## About this task
Scan the data for "value" and copy each matching line.

## Records supplied
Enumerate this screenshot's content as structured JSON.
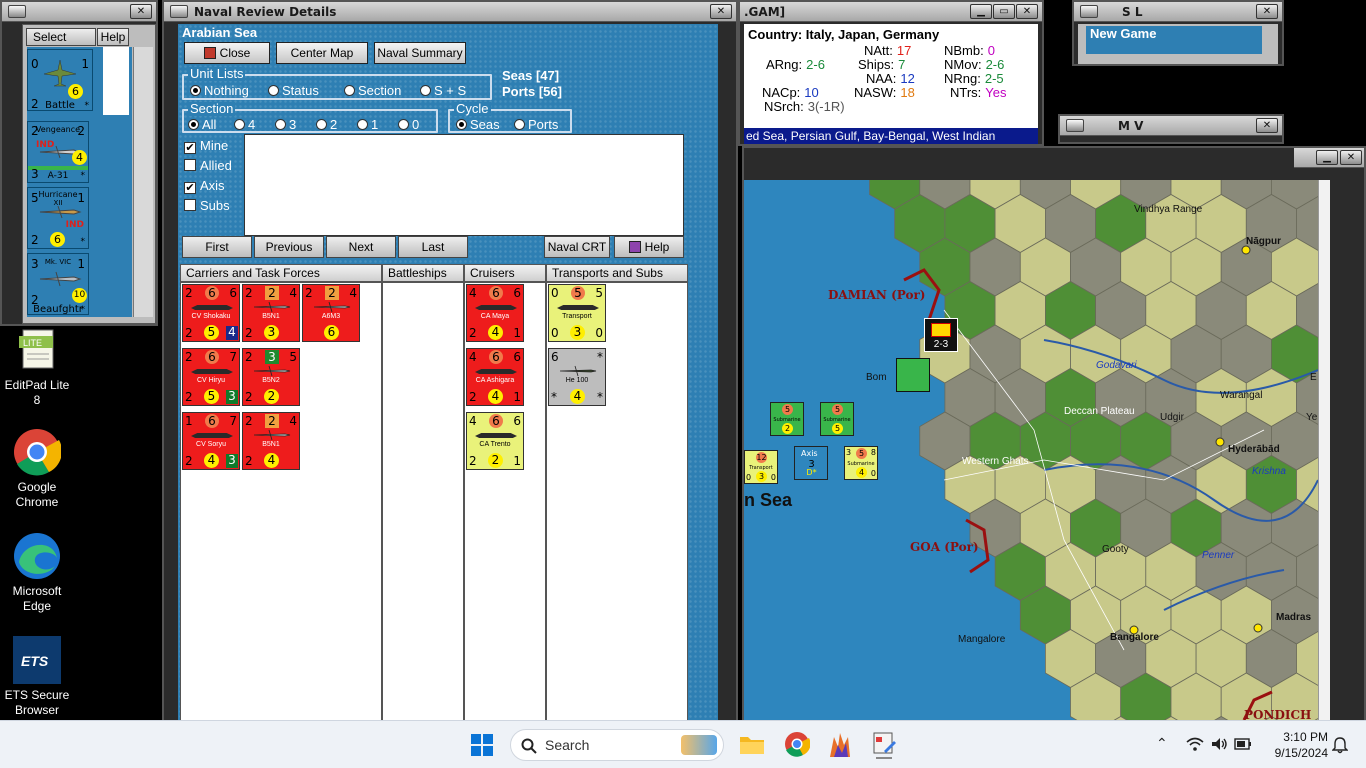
{
  "desktop": {
    "icons": [
      {
        "label": "EditPad Lite 8",
        "icon": "editpad-icon"
      },
      {
        "label": "Google Chrome",
        "icon": "chrome-icon"
      },
      {
        "label": "Microsoft Edge",
        "icon": "edge-icon"
      },
      {
        "label": "ETS Secure Browser",
        "icon": "ets-icon"
      }
    ]
  },
  "unit_panel": {
    "select_label": "Select",
    "help_label": "Help",
    "units": [
      {
        "tl": "0",
        "tr": "1",
        "bl": "2",
        "br": "*",
        "name": "Battle",
        "badge": "6"
      },
      {
        "tl": "2",
        "tr": "2",
        "bl": "3",
        "br": "*",
        "name": "A-31",
        "top": "Vengeance",
        "nation": "IND",
        "badge": "4"
      },
      {
        "tl": "5",
        "tr": "1",
        "bl": "2",
        "br": "*",
        "name": "Hurricane",
        "sub": "XII",
        "nation": "IND",
        "badge": "6"
      },
      {
        "tl": "3",
        "tr": "1",
        "bl": "2",
        "br": "*",
        "name": "Beaufghtr",
        "top": "Mk. VIC",
        "badge": "10"
      }
    ]
  },
  "naval_window": {
    "title": "Naval Review Details",
    "sea_name": "Arabian Sea",
    "buttons": {
      "close": "Close",
      "center_map": "Center Map",
      "naval_summary": "Naval Summary"
    },
    "seas_count": "Seas [47]",
    "ports_count": "Ports [56]",
    "unit_lists": {
      "label": "Unit Lists",
      "options": [
        "Nothing",
        "Status",
        "Section",
        "S + S"
      ],
      "selected": "Nothing"
    },
    "section": {
      "label": "Section",
      "options": [
        "All",
        "4",
        "3",
        "2",
        "1",
        "0"
      ],
      "selected": "All"
    },
    "cycle": {
      "label": "Cycle",
      "options": [
        "Seas",
        "Ports"
      ],
      "selected": "Seas"
    },
    "filters": [
      {
        "label": "Mine",
        "checked": true
      },
      {
        "label": "Allied",
        "checked": false
      },
      {
        "label": "Axis",
        "checked": true
      },
      {
        "label": "Subs",
        "checked": false
      }
    ],
    "nav": {
      "first": "First",
      "previous": "Previous",
      "next": "Next",
      "last": "Last",
      "naval_crt": "Naval CRT",
      "help": "Help"
    },
    "columns": [
      "Carriers and Task Forces",
      "Battleships",
      "Cruisers",
      "Transports and Subs"
    ],
    "carriers": [
      {
        "color": "red",
        "kind": "ship",
        "tl": "2",
        "tm": "6",
        "tr": "6",
        "name": "CV Shokaku",
        "bl": "2",
        "bm": "5",
        "br": "4",
        "br_style": "sq"
      },
      {
        "color": "red",
        "kind": "plane",
        "tl": "2",
        "tm": "2",
        "tr": "4",
        "name": "B5N1",
        "bl": "2",
        "bm": "3",
        "br": "",
        "tm_style": "sq"
      },
      {
        "color": "red",
        "kind": "plane",
        "tl": "2",
        "tm": "2",
        "tr": "4",
        "name": "A6M3",
        "bl": "",
        "bm": "6",
        "br": "",
        "tm_style": "sq"
      },
      {
        "color": "red",
        "kind": "ship",
        "tl": "2",
        "tm": "6",
        "tr": "7",
        "name": "CV Hiryu",
        "bl": "2",
        "bm": "5",
        "br": "3",
        "br_style": "gsq"
      },
      {
        "color": "red",
        "kind": "plane",
        "tl": "2",
        "tm": "3",
        "tr": "5",
        "name": "B5N2",
        "bl": "2",
        "bm": "2",
        "br": "",
        "tm_style": "grsq"
      },
      {
        "color": "red",
        "kind": "ship",
        "tl": "1",
        "tm": "6",
        "tr": "7",
        "name": "CV Soryu",
        "bl": "2",
        "bm": "4",
        "br": "3",
        "br_style": "gsq"
      },
      {
        "color": "red",
        "kind": "plane",
        "tl": "2",
        "tm": "2",
        "tr": "4",
        "name": "B5N1",
        "bl": "2",
        "bm": "4",
        "br": "",
        "tm_style": "sq"
      }
    ],
    "cruisers": [
      {
        "color": "red",
        "kind": "ship",
        "tl": "4",
        "tm": "6",
        "tr": "6",
        "name": "CA Maya",
        "bl": "2",
        "bm": "4",
        "br": "1"
      },
      {
        "color": "red",
        "kind": "ship",
        "tl": "4",
        "tm": "6",
        "tr": "6",
        "name": "CA Ashigara",
        "bl": "2",
        "bm": "4",
        "br": "1"
      },
      {
        "color": "yel",
        "kind": "ship",
        "tl": "4",
        "tm": "6",
        "tr": "6",
        "name": "CA Trento",
        "bl": "2",
        "bm": "2",
        "br": "1"
      }
    ],
    "transports": [
      {
        "color": "yel",
        "kind": "ship",
        "tl": "0",
        "tm": "5",
        "tr": "5",
        "name": "Transport",
        "bl": "0",
        "bm": "3",
        "br": "0"
      },
      {
        "color": "gry",
        "kind": "plane",
        "tl": "6",
        "tm": "",
        "tr": "*",
        "name": "He 100",
        "bl": "*",
        "bm": "4",
        "br": "*"
      }
    ]
  },
  "info_window": {
    "title": ".GAM]",
    "country": "Country: Italy, Japan, Germany",
    "stats": [
      {
        "label": "NAtt:",
        "value": "17",
        "color": "#e0201a"
      },
      {
        "label": "NBmb:",
        "value": "0",
        "color": "#c000c0"
      },
      {
        "label": "ARng:",
        "value": "2-6",
        "color": "#1a8a3a"
      },
      {
        "label": "Ships:",
        "value": "7",
        "color": "#1a8a3a"
      },
      {
        "label": "NMov:",
        "value": "2-6",
        "color": "#1a8a3a"
      },
      {
        "label": "NAA:",
        "value": "12",
        "color": "#1a3ac0"
      },
      {
        "label": "NRng:",
        "value": "2-5",
        "color": "#1a8a3a"
      },
      {
        "label": "NACp:",
        "value": "10",
        "color": "#1a3ac0"
      },
      {
        "label": "NASW:",
        "value": "18",
        "color": "#e07a10"
      },
      {
        "label": "NTrs:",
        "value": "Yes",
        "color": "#c000c0"
      },
      {
        "label": "NSrch:",
        "value": "3(-1R)",
        "color": "#555555"
      }
    ],
    "seas_line": "ed Sea, Persian Gulf, Bay-Bengal, West Indian"
  },
  "sl_window": {
    "title": "S L",
    "new_game": "New Game"
  },
  "mv_window": {
    "title": "M V"
  },
  "map": {
    "labels": {
      "vindhya": "Vindhya Range",
      "nagpur": "Nāgpur",
      "damian": "DAMIAN (Por)",
      "bom": "Bom",
      "godavari": "Godavari",
      "warangal": "Warangal",
      "deccan": "Deccan Plateau",
      "udgir": "Udgir",
      "hyderabad": "Hyderābād",
      "western_ghats": "Western Ghats",
      "krishna": "Krishna",
      "sea": "n Sea",
      "goa": "GOA (Por)",
      "gooty": "Gooty",
      "penner": "Penner",
      "mangalore": "Mangalore",
      "bangalore": "Bangalore",
      "madras": "Madras",
      "pondich": "PONDICH",
      "axis": "Axis",
      "stack": "2-3",
      "ye": "Ye",
      "e": "E"
    },
    "counters": [
      {
        "tl": "",
        "tm": "5",
        "tr": "",
        "bl": "",
        "bm": "2",
        "br": "",
        "label": "Submarine"
      },
      {
        "tl": "",
        "tm": "5",
        "tr": "",
        "bl": "",
        "bm": "5",
        "br": "",
        "label": "Submarine"
      },
      {
        "tl": "",
        "tm": "12",
        "tr": "",
        "bl": "0",
        "bm": "3",
        "br": "0",
        "label": "Transport"
      },
      {
        "tl": "",
        "tm": "3",
        "tr": "",
        "bl": "",
        "bm": "D*",
        "br": "",
        "label": ""
      },
      {
        "tl": "3",
        "tm": "5",
        "tr": "8",
        "bl": "",
        "bm": "4",
        "br": "0",
        "label": "Submarine"
      }
    ]
  },
  "taskbar": {
    "search_placeholder": "Search",
    "time": "3:10 PM",
    "date": "9/15/2024"
  }
}
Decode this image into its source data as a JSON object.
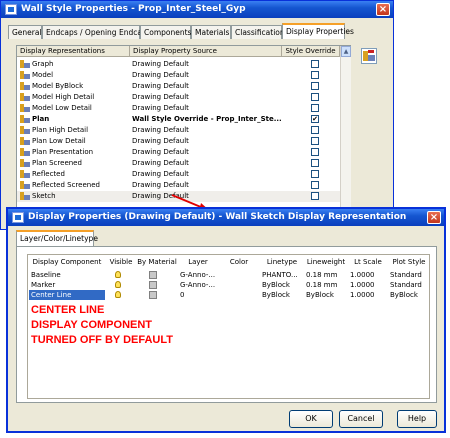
{
  "bg_window": {
    "title": "Wall Style Properties - Prop_Inter_Steel_Gyp",
    "tabs": [
      "General",
      "Endcaps / Opening Endcaps",
      "Components",
      "Materials",
      "Classifications",
      "Display Properties"
    ],
    "columns": [
      "Display Representations",
      "Display Property Source",
      "Style Override"
    ],
    "rows": [
      {
        "name": "Graph",
        "source": "Drawing Default",
        "override": ""
      },
      {
        "name": "Model",
        "source": "Drawing Default",
        "override": ""
      },
      {
        "name": "Model ByBlock",
        "source": "Drawing Default",
        "override": ""
      },
      {
        "name": "Model High Detail",
        "source": "Drawing Default",
        "override": ""
      },
      {
        "name": "Model Low Detail",
        "source": "Drawing Default",
        "override": ""
      },
      {
        "name": "Plan",
        "source": "Wall Style Override - Prop_Inter_Ste...",
        "override": "✔"
      },
      {
        "name": "Plan High Detail",
        "source": "Drawing Default",
        "override": ""
      },
      {
        "name": "Plan Low Detail",
        "source": "Drawing Default",
        "override": ""
      },
      {
        "name": "Plan Presentation",
        "source": "Drawing Default",
        "override": ""
      },
      {
        "name": "Plan Screened",
        "source": "Drawing Default",
        "override": ""
      },
      {
        "name": "Reflected",
        "source": "Drawing Default",
        "override": ""
      },
      {
        "name": "Reflected Screened",
        "source": "Drawing Default",
        "override": ""
      },
      {
        "name": "Sketch",
        "source": "Drawing Default",
        "override": ""
      }
    ]
  },
  "fg_dialog": {
    "title": "Display Properties (Drawing Default) - Wall Sketch Display Representation",
    "tab": "Layer/Color/Linetype",
    "columns": [
      "Display Component",
      "Visible",
      "By Material",
      "Layer",
      "Color",
      "Linetype",
      "Lineweight",
      "Lt Scale",
      "Plot Style"
    ],
    "rows": [
      {
        "component": "Baseline",
        "layer": "G-Anno-...",
        "color_label": "160",
        "color_hex": "#1f3fcf",
        "linetype": "PHANTO...",
        "lineweight": "0.18 mm",
        "ltscale": "1.0000",
        "plotstyle": "Standard"
      },
      {
        "component": "Marker",
        "layer": "G-Anno-...",
        "color_label": "yellow",
        "color_hex": "#ffe000",
        "linetype": "ByBlock",
        "lineweight": "0.18 mm",
        "ltscale": "1.0000",
        "plotstyle": "Standard"
      },
      {
        "component": "Center Line",
        "layer": "0",
        "color_label": "red",
        "color_hex": "#ff0000",
        "linetype": "ByBlock",
        "lineweight": "ByBlock",
        "ltscale": "1.0000",
        "plotstyle": "ByBlock"
      }
    ],
    "buttons": {
      "ok": "OK",
      "cancel": "Cancel",
      "help": "Help"
    }
  },
  "annotation": [
    "CENTER LINE",
    "DISPLAY COMPONENT",
    "TURNED OFF BY DEFAULT"
  ],
  "colors": {
    "accent_red": "#ff0000",
    "title_blue": "#0a3fbd"
  }
}
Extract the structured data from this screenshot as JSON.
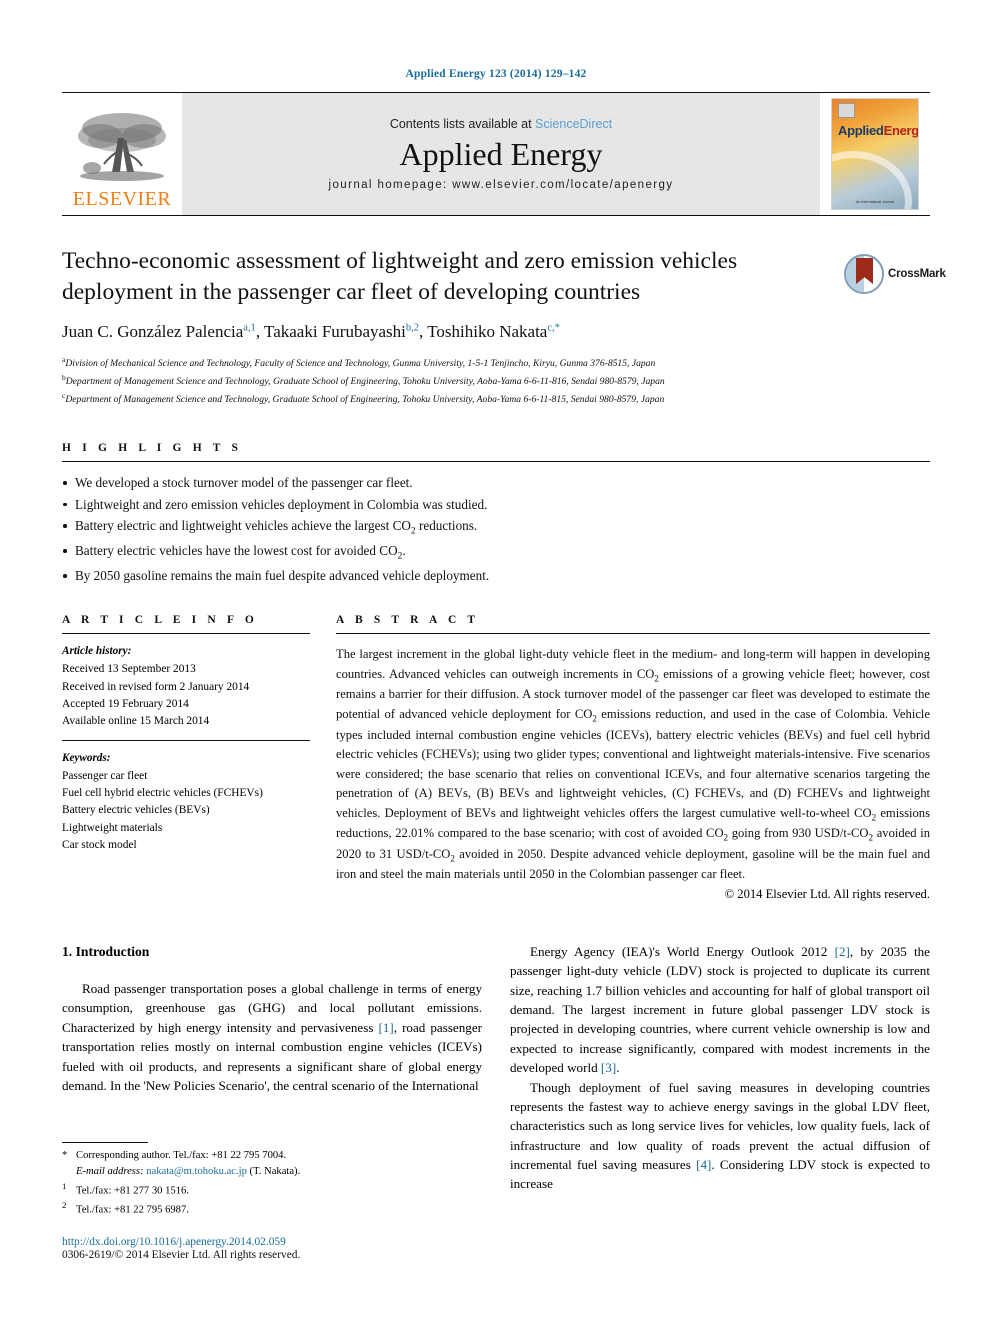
{
  "running_head": "Applied Energy 123 (2014) 129–142",
  "masthead": {
    "publisher_name": "ELSEVIER",
    "contents_prefix": "Contents lists available at ",
    "contents_link": "ScienceDirect",
    "journal_name": "Applied Energy",
    "homepage": "journal homepage: www.elsevier.com/locate/apenergy",
    "cover_title_a": "Applied",
    "cover_title_b": "Energy",
    "cover_footer": "An International Journal"
  },
  "article": {
    "title": "Techno-economic assessment of lightweight and zero emission vehicles deployment in the passenger car fleet of developing countries",
    "crossmark_label": "CrossMark",
    "authors": [
      {
        "name": "Juan C. González Palencia",
        "sup": "a,1",
        "sep": ", "
      },
      {
        "name": "Takaaki Furubayashi",
        "sup": "b,2",
        "sep": ", "
      },
      {
        "name": "Toshihiko Nakata",
        "sup": "c,*",
        "sep": ""
      }
    ],
    "affiliations": [
      {
        "marker": "a",
        "text": "Division of Mechanical Science and Technology, Faculty of Science and Technology, Gunma University, 1-5-1 Tenjincho, Kiryu, Gunma 376-8515, Japan"
      },
      {
        "marker": "b",
        "text": "Department of Management Science and Technology, Graduate School of Engineering, Tohoku University, Aoba-Yama 6-6-11-816, Sendai 980-8579, Japan"
      },
      {
        "marker": "c",
        "text": "Department of Management Science and Technology, Graduate School of Engineering, Tohoku University, Aoba-Yama 6-6-11-815, Sendai 980-8579, Japan"
      }
    ]
  },
  "highlights": {
    "heading": "H I G H L I G H T S",
    "items": [
      "We developed a stock turnover model of the passenger car fleet.",
      "Lightweight and zero emission vehicles deployment in Colombia was studied.",
      "Battery electric and lightweight vehicles achieve the largest CO2 reductions.",
      "Battery electric vehicles have the lowest cost for avoided CO2.",
      "By 2050 gasoline remains the main fuel despite advanced vehicle deployment."
    ]
  },
  "article_info": {
    "heading": "A R T I C L E    I N F O",
    "history_title": "Article history:",
    "history": [
      "Received 13 September 2013",
      "Received in revised form 2 January 2014",
      "Accepted 19 February 2014",
      "Available online 15 March 2014"
    ],
    "keywords_title": "Keywords:",
    "keywords": [
      "Passenger car fleet",
      "Fuel cell hybrid electric vehicles (FCHEVs)",
      "Battery electric vehicles (BEVs)",
      "Lightweight materials",
      "Car stock model"
    ]
  },
  "abstract": {
    "heading": "A B S T R A C T",
    "text": "The largest increment in the global light-duty vehicle fleet in the medium- and long-term will happen in developing countries. Advanced vehicles can outweigh increments in CO2 emissions of a growing vehicle fleet; however, cost remains a barrier for their diffusion. A stock turnover model of the passenger car fleet was developed to estimate the potential of advanced vehicle deployment for CO2 emissions reduction, and used in the case of Colombia. Vehicle types included internal combustion engine vehicles (ICEVs), battery electric vehicles (BEVs) and fuel cell hybrid electric vehicles (FCHEVs); using two glider types; conventional and lightweight materials-intensive. Five scenarios were considered; the base scenario that relies on conventional ICEVs, and four alternative scenarios targeting the penetration of (A) BEVs, (B) BEVs and lightweight vehicles, (C) FCHEVs, and (D) FCHEVs and lightweight vehicles. Deployment of BEVs and lightweight vehicles offers the largest cumulative well-to-wheel CO2 emissions reductions, 22.01% compared to the base scenario; with cost of avoided CO2 going from 930 USD/t-CO2 avoided in 2020 to 31 USD/t-CO2 avoided in 2050. Despite advanced vehicle deployment, gasoline will be the main fuel and iron and steel the main materials until 2050 in the Colombian passenger car fleet.",
    "copyright": "© 2014 Elsevier Ltd. All rights reserved."
  },
  "introduction": {
    "heading": "1. Introduction",
    "left_paragraph": "Road passenger transportation poses a global challenge in terms of energy consumption, greenhouse gas (GHG) and local pollutant emissions. Characterized by high energy intensity and pervasiveness [1], road passenger transportation relies mostly on internal combustion engine vehicles (ICEVs) fueled with oil products, and represents a significant share of global energy demand. In the 'New Policies Scenario', the central scenario of the International",
    "right_paragraph_1": "Energy Agency (IEA)'s World Energy Outlook 2012 [2], by 2035 the passenger light-duty vehicle (LDV) stock is projected to duplicate its current size, reaching 1.7 billion vehicles and accounting for half of global transport oil demand. The largest increment in future global passenger LDV stock is projected in developing countries, where current vehicle ownership is low and expected to increase significantly, compared with modest increments in the developed world [3].",
    "right_paragraph_2": "Though deployment of fuel saving measures in developing countries represents the fastest way to achieve energy savings in the global LDV fleet, characteristics such as long service lives for vehicles, low quality fuels, lack of infrastructure and low quality of roads prevent the actual diffusion of incremental fuel saving measures [4]. Considering LDV stock is expected to increase"
  },
  "footnotes": {
    "corresponding": "Corresponding author. Tel./fax: +81 22 795 7004.",
    "email_label": "E-mail address:",
    "email": "nakata@m.tohoku.ac.jp",
    "email_suffix": "(T. Nakata).",
    "note1": "Tel./fax: +81 277 30 1516.",
    "note2": "Tel./fax: +81 22 795 6987.",
    "doi": "http://dx.doi.org/10.1016/j.apenergy.2014.02.059",
    "issn": "0306-2619/© 2014 Elsevier Ltd. All rights reserved."
  },
  "colors": {
    "link": "#1a6b9a",
    "elsevier_orange": "#F07F13",
    "band_gray": "#e6e6e6"
  }
}
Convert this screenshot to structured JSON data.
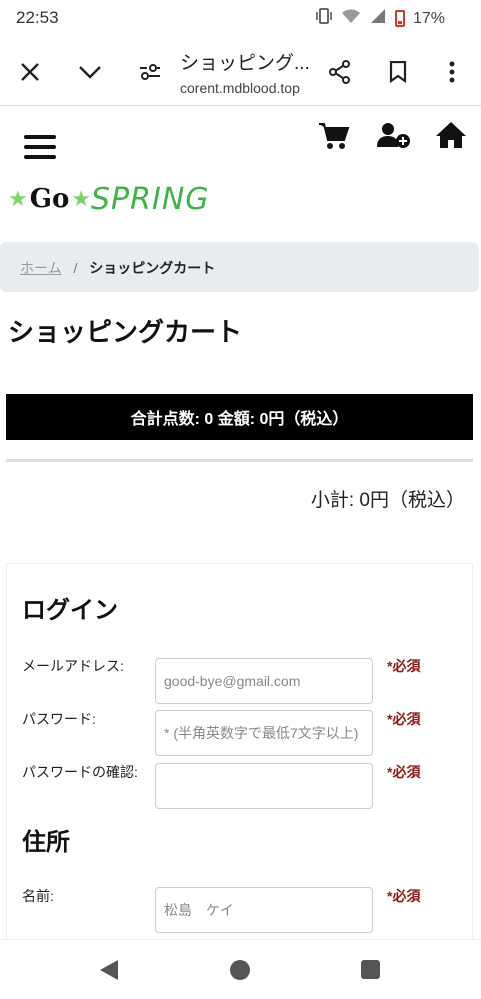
{
  "status": {
    "time": "22:53",
    "battery": "17%"
  },
  "browser": {
    "title": "ショッピング...",
    "url": "corent.mdblood.top"
  },
  "logo": {
    "star": "★",
    "go": "Go",
    "spring": "SPRING"
  },
  "breadcrumb": {
    "home": "ホーム",
    "separator": "/",
    "current": "ショッピングカート"
  },
  "page": {
    "title": "ショッピングカート",
    "summary": "合計点数: 0  金額: 0円（税込）",
    "subtotal": "小計: 0円（税込）"
  },
  "login": {
    "title": "ログイン",
    "email_label": "メールアドレス:",
    "email_placeholder": "good-bye@gmail.com",
    "password_label": "パスワード:",
    "password_placeholder": "* (半角英数字で最低7文字以上)",
    "confirm_label": "パスワードの確認:",
    "confirm_placeholder": ""
  },
  "address": {
    "title": "住所",
    "name_label": "名前:",
    "name_placeholder": "松島　ケイ"
  },
  "required_mark": "*必須",
  "colors": {
    "logo_green": "#3fb34a",
    "required_red": "#8b1a1a",
    "summary_bg": "#000000",
    "breadcrumb_bg": "#e9ecef"
  }
}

## Result of this task
        "value": "17",
        "value": "0",
        "value": "2-6",
        "value": "7",
        "value": "2-6",
        "value": "12",
        "value": "2-5",
        "value": "10",
        "value": "18",
        "value": "Yes",
        "value": "3(-1R)",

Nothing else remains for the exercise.